There’s a magic that flows through the southern United States, making life move just a little bit slower, and the culture seems just a little bit richer. It’s hard to pin down exactly what it is, but it is certainly something that Collins Drive have tapped into with their sound. Playing a soft, indie-tinged blend of Americana, the band hits on a sound that works for them, and that conjures up images of history and roots of American culture. And even though most of the South isn’t quite as hip to cannabis yet as other places in the country are, Collins Drive are major advocates who realize that it is just a matter of time before their beloved home follows suit. CULTURE sat down with Don de Leaumont, vocalist, guitarist and harmonica player, to ask him about the magic of the south, the music he makes and the herb he enjoys.
How did you get started making music?
I started playing music when I was 12 years old. I pretty much wanted to be in Twisted Sister as a kid. I played in lots of bands over the years but started writing music when I was high school, mainly because I wasn’t good enough to learn Iron Maiden songs so it was just easier to write my own songs. I’d like to think my craft has gotten better with time.
How would you describe your sound?
I like to think of myself as a Southern Roots Americana songwriter. I know it sounds kind of generic, but I think it pretty much sums up what you’re going to hear when you hear Collins Drive’s songs.
How does living in Georgia influence your sound and lyrical content?
The people, the culture, the stories handed down from generations, driving down backroads on a summer day, things like that all shape, inspire, and influence me and my writing. The summers are downright oppressive-feeling and the winters are mild yet bitter. In a lot of ways, it’s hard to explain, but if you’ve ever lived in the south or even visited here for a period of time, you get it.
Why do you write songs about the south?
Living in the South is something truly unique, especially if you’re a singer/songwriter or even writer. I just love catching these little scenes of southern living to share with folks. I was born and raised in New Orleans and we seem to be natural-born storytellers. With that being said, we also are masters of embellishing. There’s just something about growing up and living in this part of the country that is magical, and for some reason, folks who don’t live here or who’ve never been here love hearing songs about it. I mean, even The Band had their song “The Night They Drove Old Dixie Down,” and they were Canadian.
How do you feel about folk rock scene in the U.S. and in your area?
The folk rock is a strange scene, to be honest. It seems to be non-existent, yet there are a bunch of bands. It honestly appears to be a scene that is very spread out, and yet nobody seems to want to work with each other as far as doing shows and whatnot. I don’t know if it’s just the competitive mentality of a younger generation of musicians, or what. Here in Atlanta it seems to be slim to none. But Collins Drive has made friends with some great acts such as The Brookses and Emily Backus, so they’re definitely out there.
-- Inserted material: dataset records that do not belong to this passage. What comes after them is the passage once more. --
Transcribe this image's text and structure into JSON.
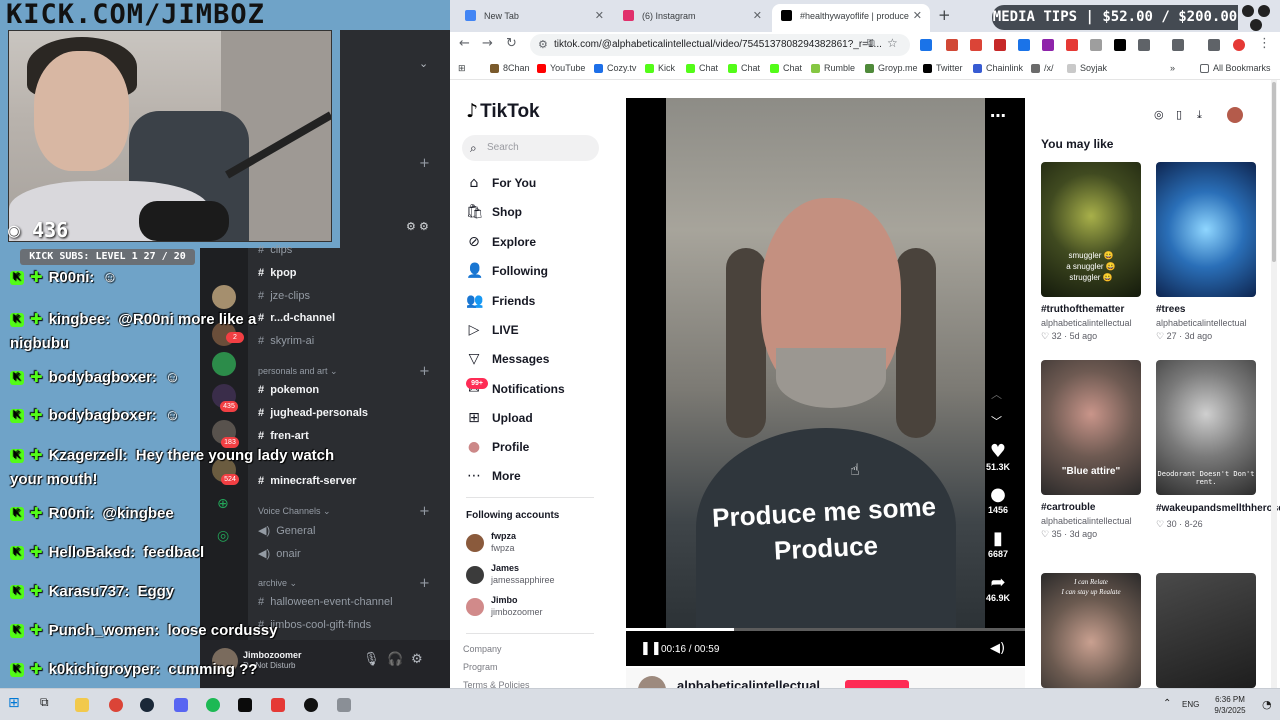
{
  "overlay": {
    "banner": "KICK.COM/JIMBOZ",
    "sub_count": "436",
    "kick_subs": "KICK SUBS: LEVEL 1 27 / 20",
    "chat": [
      {
        "user": "R00ni:",
        "msg": ""
      },
      {
        "user": "kingbee:",
        "msg": "@R00ni more like a nigbubu"
      },
      {
        "user": "bodybagboxer:",
        "msg": ""
      },
      {
        "user": "bodybagboxer:",
        "msg": ""
      },
      {
        "user": "Kzagerzell:",
        "msg": "Hey there young lady watch your mouth!"
      },
      {
        "user": "R00ni:",
        "msg": "@kingbee"
      },
      {
        "user": "HelloBaked:",
        "msg": "feedbacl"
      },
      {
        "user": "Karasu737:",
        "msg": "Eggy"
      },
      {
        "user": "Punch_women:",
        "msg": "loose cordussy"
      },
      {
        "user": "k0kichigroyper:",
        "msg": "cumming ??"
      }
    ]
  },
  "discord": {
    "channels": [
      {
        "label": "clips",
        "active": false
      },
      {
        "label": "kpop",
        "active": true
      },
      {
        "label": "jze-clips",
        "active": false
      },
      {
        "label": "r...d-channel",
        "active": true
      },
      {
        "label": "skyrim-ai",
        "active": false
      }
    ],
    "category_personals": "personals and art",
    "personals_channels": [
      {
        "label": "pokemon"
      },
      {
        "label": "jughead-personals"
      },
      {
        "label": "fren-art"
      },
      {
        "label": "minecraft-server"
      }
    ],
    "category_voice": "Voice Channels",
    "voice_channels": [
      "General",
      "onair"
    ],
    "category_archive": "archive",
    "archive_channels": [
      "halloween-event-channel",
      "jimbos-cool-gift-finds"
    ],
    "server_badges": [
      "2",
      "435",
      "183",
      "524"
    ],
    "user": {
      "name": "Jimbozoomer",
      "status": "Do Not Disturb"
    }
  },
  "browser": {
    "tabs": [
      {
        "title": "New Tab",
        "fav_color": "#4285f4"
      },
      {
        "title": "(6) Instagram",
        "fav_color": "#e1306c"
      },
      {
        "title": "#healthywayoflife | produce",
        "fav_color": "#000000"
      }
    ],
    "media_tips": "MEDIA TIPS | $52.00 / $200.00",
    "url": "tiktok.com/@alphabeticalintellectual/video/7545137808294382861?_r=1...",
    "bookmarks": [
      {
        "label": "8Chan",
        "color": "#7a5a2c"
      },
      {
        "label": "YouTube",
        "color": "#ff0000"
      },
      {
        "label": "Cozy.tv",
        "color": "#1d6fe8"
      },
      {
        "label": "Kick",
        "color": "#53fc18"
      },
      {
        "label": "Chat",
        "color": "#53fc18"
      },
      {
        "label": "Chat",
        "color": "#53fc18"
      },
      {
        "label": "Chat",
        "color": "#53fc18"
      },
      {
        "label": "Rumble",
        "color": "#85c742"
      },
      {
        "label": "Groyp.me",
        "color": "#4f8a3a"
      },
      {
        "label": "Twitter",
        "color": "#000000"
      },
      {
        "label": "Chainlink",
        "color": "#375bd2"
      },
      {
        "label": "/x/",
        "color": "#6b6b6b"
      },
      {
        "label": "Soyjak",
        "color": "#c9c9c9"
      }
    ],
    "all_bookmarks": "All Bookmarks"
  },
  "tiktok": {
    "logo": "TikTok",
    "search_placeholder": "Search",
    "nav": [
      {
        "label": "For You",
        "icon": "⌂"
      },
      {
        "label": "Shop",
        "icon": "🛍"
      },
      {
        "label": "Explore",
        "icon": "⊘"
      },
      {
        "label": "Following",
        "icon": "👤"
      },
      {
        "label": "Friends",
        "icon": "👥"
      },
      {
        "label": "LIVE",
        "icon": "▷"
      },
      {
        "label": "Messages",
        "icon": "▽"
      },
      {
        "label": "Notifications",
        "icon": "✉"
      },
      {
        "label": "Upload",
        "icon": "⊞"
      },
      {
        "label": "Profile",
        "icon": "●"
      },
      {
        "label": "More",
        "icon": "⋯"
      }
    ],
    "notif_badge": "99+",
    "following_title": "Following accounts",
    "following": [
      {
        "name": "fwpza",
        "handle": "fwpza",
        "color": "#8a5a3c"
      },
      {
        "name": "James",
        "handle": "jamessapphiree",
        "color": "#3b3b3b"
      },
      {
        "name": "Jimbo",
        "handle": "jimbozoomer",
        "color": "#d18a8a"
      }
    ],
    "footer": [
      "Company",
      "Program",
      "Terms & Policies"
    ],
    "video": {
      "caption": "Produce me some Produce",
      "likes": "51.3K",
      "comments": "1456",
      "saves": "6687",
      "shares": "46.9K",
      "time": "00:16 / 00:59",
      "progress": 0.27
    },
    "author": "alphabeticalintellectual",
    "you_may_like": "You may like",
    "cards": [
      {
        "tag": "#truthofthematter",
        "author": "alphabeticalintellectual",
        "likes": "32",
        "age": "5d ago",
        "thumb_text": "smuggler 😀\na snuggler 😀\nstruggler 😀",
        "bg": "#2d3a1e"
      },
      {
        "tag": "#trees",
        "author": "alphabeticalintellectual",
        "likes": "27",
        "age": "3d ago",
        "thumb_text": "",
        "bg": "#1f5d9e"
      },
      {
        "tag": "#cartrouble",
        "author": "alphabeticalintellectual",
        "likes": "35",
        "age": "3d ago",
        "thumb_text": "\"Blue attire\"",
        "bg": "#5b4a3f"
      },
      {
        "tag": "#wakeupandsmellthheroses",
        "author": "",
        "likes": "30",
        "age": "8-26",
        "thumb_text": "Deodorant Doesn't Don't rent.",
        "bg": "#6e6e6e"
      },
      {
        "tag": "",
        "author": "",
        "likes": "",
        "age": "",
        "thumb_text": "I can Relate\nI can stay up Realate",
        "bg": "#3e3a38"
      },
      {
        "tag": "",
        "author": "",
        "likes": "",
        "age": "",
        "thumb_text": "",
        "bg": "#2a2a2a"
      }
    ]
  },
  "taskbar": {
    "lang": "ENG",
    "time": "6:36 PM",
    "date": "9/3/2025"
  }
}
Have you ever worked cannabis into your music as a theme? If so, how?
I actually have. In one of Collins Drive’s songs, “Lying in Our Bed,” I sing, “Light up another joint and finish off this beer from last night.” In our song, “The Devil is You,” I sing, “When I wake up, when I shake up, when I roll over and bake up.” I love trying to work in references like that in our songs, mainly because I love getting high as a creative aid and it also tends to set the tone for whatever character I’m singing about. I also have a song called, “I Get Stoned, I Write Songs, Then I Go Back to Sleep,” which is pretty much what I do whenever my wife’s out of town.
How do you feel about legalization so far? What could be done better or differently?
I think it’s so amazing to see the positive impact that legalization has had on folks who live in California and Colorado. I think that if marijuana could ever escape the stigma of being just a “recreational drug” and be seen and appreciated for its significant medicinal, value this whole country and world would be a better place. I think if more doctors and even government officials would speak up and acknowledge its benefits that it would maybe move things along.
How has cannabis affected your life and creative process?
As a bipolar human being myself who has suffered from anxiety for the majority of my life, I can attest to just what healing medicine cannabis can be. It has helped me with everything from full blown panic attacks to dealing with my own social anxieties. As far as being creative, cannabis has this way of allowing you to reach deep into your mind for those stories and vivid images without feeling like you are totally out of control. I love being high and writing. It’s the best.
What is your favorite strain or cannabis product?
I don’t really have a particular favorite strain, but I am a huge fan of the oil for vape pens. I have asthma and smoking pretty much kills me, so the vape pen has been a huge savior for me. I also enjoy 10mg cannabis capsules. Those are actually my favorite. It’s a slow release and they’re perfect for mellowing out for a night, and great as a sleep aid as well.
Is there anything else you’d like to add?
I just wanted to thank Addison and CULTURE for having me do this interview. I also hope everyone will check out Collins Drive, and finally, please don’t give up on the hope that legalization can and should happen everywhere. Go to rallies, write your local congress folk, and be an advocate for the positive aspects of marijuana legalization. Educate your family; educate your friends and educate yourselves.
Band Name: Collins Drive
Genre: Indie rock, folk
Location: Atlanta, Georgia
Most Recent/Upcoming Album: Collins Drive, May 2017